━━━ DATASET EXTRACT ━━━
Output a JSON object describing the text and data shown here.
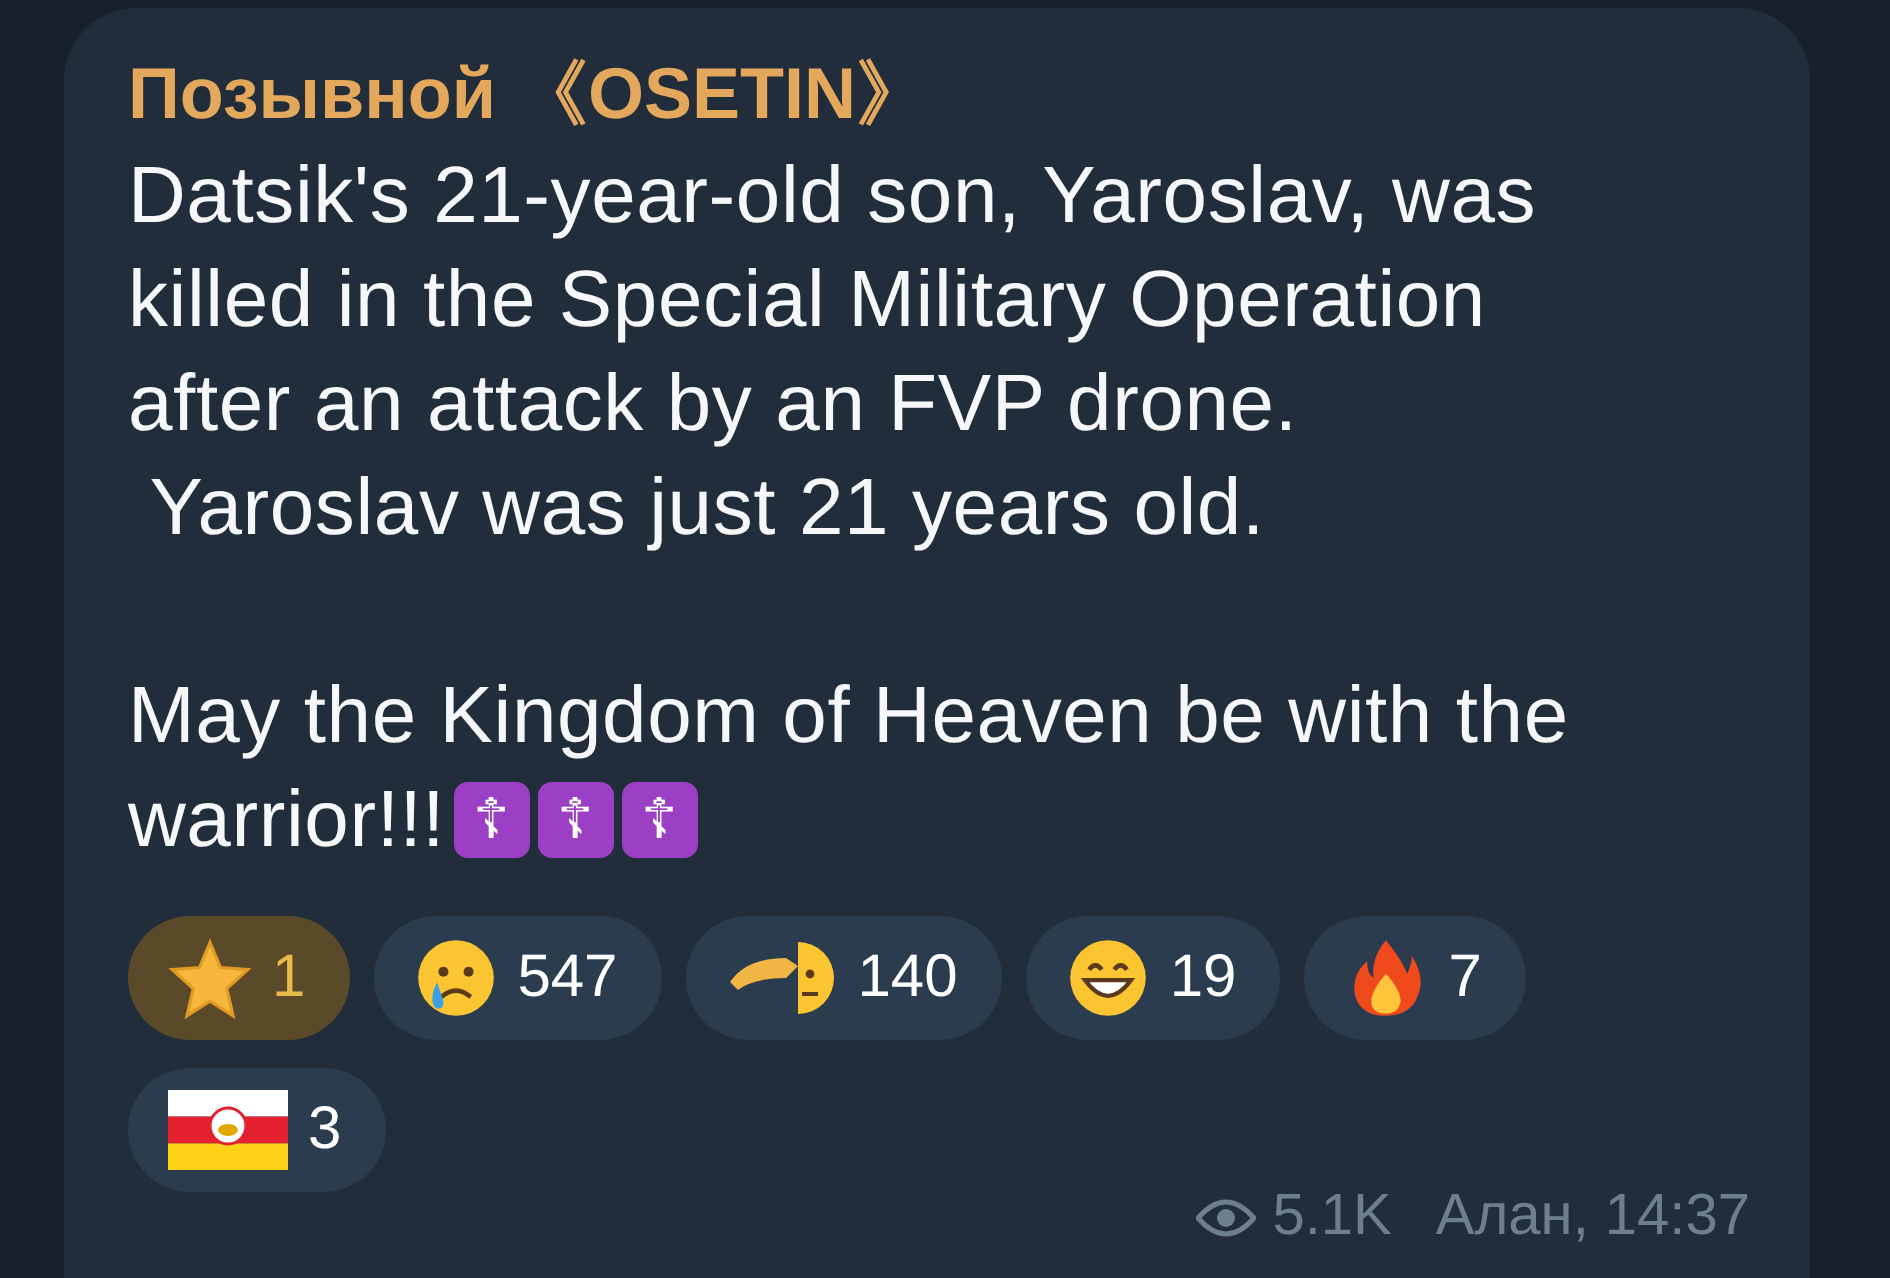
{
  "message": {
    "author": "Позывной 《OSETIN》",
    "text": "Datsik's 21-year-old son, Yaroslav, was\nkilled in the Special Military Operation\nafter an attack by an FVP drone.\n Yaroslav was just 21 years old.",
    "closing_lines": [
      "May the Kingdom of Heaven be with the",
      "warrior!!!"
    ],
    "emoji": [
      "☦",
      "☦",
      "☦"
    ],
    "reactions": [
      {
        "kind": "star",
        "count": "1",
        "selected": true
      },
      {
        "kind": "crying",
        "count": "547",
        "selected": false
      },
      {
        "kind": "salute",
        "count": "140",
        "selected": false
      },
      {
        "kind": "grin",
        "count": "19",
        "selected": false
      },
      {
        "kind": "fire",
        "count": "7",
        "selected": false
      },
      {
        "kind": "flag",
        "count": "3",
        "selected": false
      }
    ],
    "views": "5.1K",
    "signature": "Алан, 14:37"
  }
}
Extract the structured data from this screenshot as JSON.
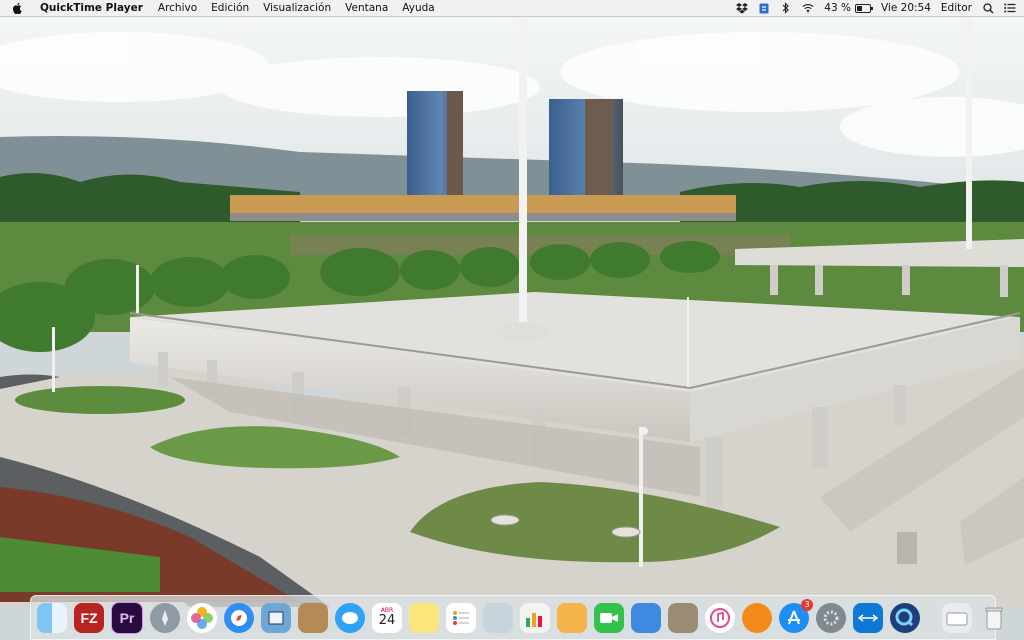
{
  "menubar": {
    "app_name": "QuickTime Player",
    "menus": [
      "Archivo",
      "Edición",
      "Visualización",
      "Ventana",
      "Ayuda"
    ],
    "battery_percent": "43 %",
    "battery_level": 0.43,
    "clock": "Vie 20:54",
    "user": "Editor"
  },
  "dock": {
    "items": [
      {
        "name": "finder-icon",
        "label": ""
      },
      {
        "name": "filezilla-icon",
        "label": "FZ"
      },
      {
        "name": "premiere-icon",
        "label": "Pr"
      },
      {
        "name": "launchpad-icon",
        "label": ""
      },
      {
        "name": "photos-icon",
        "label": ""
      },
      {
        "name": "safari-icon",
        "label": ""
      },
      {
        "name": "preview-icon",
        "label": ""
      },
      {
        "name": "notes-book-icon",
        "label": ""
      },
      {
        "name": "messages-icon",
        "label": ""
      },
      {
        "name": "calendar-icon",
        "label": "24"
      },
      {
        "name": "notes-icon",
        "label": ""
      },
      {
        "name": "reminders-icon",
        "label": ""
      },
      {
        "name": "photo-booth-icon",
        "label": ""
      },
      {
        "name": "numbers-icon",
        "label": ""
      },
      {
        "name": "pages-icon",
        "label": ""
      },
      {
        "name": "facetime-icon",
        "label": ""
      },
      {
        "name": "keynote-icon",
        "label": ""
      },
      {
        "name": "chess-icon",
        "label": ""
      },
      {
        "name": "itunes-icon",
        "label": ""
      },
      {
        "name": "ibooks-icon",
        "label": ""
      },
      {
        "name": "app-store-icon",
        "label": ""
      },
      {
        "name": "system-preferences-icon",
        "label": ""
      },
      {
        "name": "teamviewer-icon",
        "label": ""
      },
      {
        "name": "quicktime-icon",
        "label": ""
      }
    ],
    "app_store_badge": "3",
    "calendar_month": "ABR"
  },
  "colors": {
    "menubar_bg": "#f1f1f1",
    "sky": "#e9eef1",
    "grass": "#4c7f38",
    "concrete": "#d9d6d0"
  }
}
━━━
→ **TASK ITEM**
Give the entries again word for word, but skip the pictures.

→ **SOLUTION TO THE PROBLEM**
Output a JSON object describing the text and data shown here.
{
  "message": {
    "author": "Позывной 《OSETIN》",
    "text": "Datsik's 21-year-old son, Yaroslav, was\nkilled in the Special Military Operation\nafter an attack by an FVP drone.\n Yaroslav was just 21 years old.",
    "closing_lines": [
      "May the Kingdom of Heaven be with the",
      "warrior!!!"
    ],
    "emoji": [
      "☦",
      "☦",
      "☦"
    ],
    "reactions": [
      {
        "kind": "star",
        "count": "1",
        "selected": true
      },
      {
        "kind": "crying",
        "count": "547",
        "selected": false
      },
      {
        "kind": "salute",
        "count": "140",
        "selected": false
      },
      {
        "kind": "grin",
        "count": "19",
        "selected": false
      },
      {
        "kind": "fire",
        "count": "7",
        "selected": false
      },
      {
        "kind": "flag",
        "count": "3",
        "selected": false
      }
    ],
    "views": "5.1K",
    "signature": "Алан, 14:37"
  }
}
Extract the structured data from this screenshot as JSON.
{
  "menubar": {
    "app_name": "QuickTime Player",
    "menus": [
      "Archivo",
      "Edición",
      "Visualización",
      "Ventana",
      "Ayuda"
    ],
    "battery_percent": "43 %",
    "battery_level": 0.43,
    "clock": "Vie 20:54",
    "user": "Editor"
  },
  "dock": {
    "items": [
      {
        "name": "finder-icon",
        "label": ""
      },
      {
        "name": "filezilla-icon",
        "label": "FZ"
      },
      {
        "name": "premiere-icon",
        "label": "Pr"
      },
      {
        "name": "launchpad-icon",
        "label": ""
      },
      {
        "name": "photos-icon",
        "label": ""
      },
      {
        "name": "safari-icon",
        "label": ""
      },
      {
        "name": "preview-icon",
        "label": ""
      },
      {
        "name": "notes-book-icon",
        "label": ""
      },
      {
        "name": "messages-icon",
        "label": ""
      },
      {
        "name": "calendar-icon",
        "label": "24"
      },
      {
        "name": "notes-icon",
        "label": ""
      },
      {
        "name": "reminders-icon",
        "label": ""
      },
      {
        "name": "photo-booth-icon",
        "label": ""
      },
      {
        "name": "numbers-icon",
        "label": ""
      },
      {
        "name": "pages-icon",
        "label": ""
      },
      {
        "name": "facetime-icon",
        "label": ""
      },
      {
        "name": "keynote-icon",
        "label": ""
      },
      {
        "name": "chess-icon",
        "label": ""
      },
      {
        "name": "itunes-icon",
        "label": ""
      },
      {
        "name": "ibooks-icon",
        "label": ""
      },
      {
        "name": "app-store-icon",
        "label": ""
      },
      {
        "name": "system-preferences-icon",
        "label": ""
      },
      {
        "name": "teamviewer-icon",
        "label": ""
      },
      {
        "name": "quicktime-icon",
        "label": ""
      }
    ],
    "app_store_badge": "3",
    "calendar_month": "ABR"
  },
  "colors": {
    "menubar_bg": "#f1f1f1",
    "sky": "#e9eef1",
    "grass": "#4c7f38",
    "concrete": "#d9d6d0"
  }
}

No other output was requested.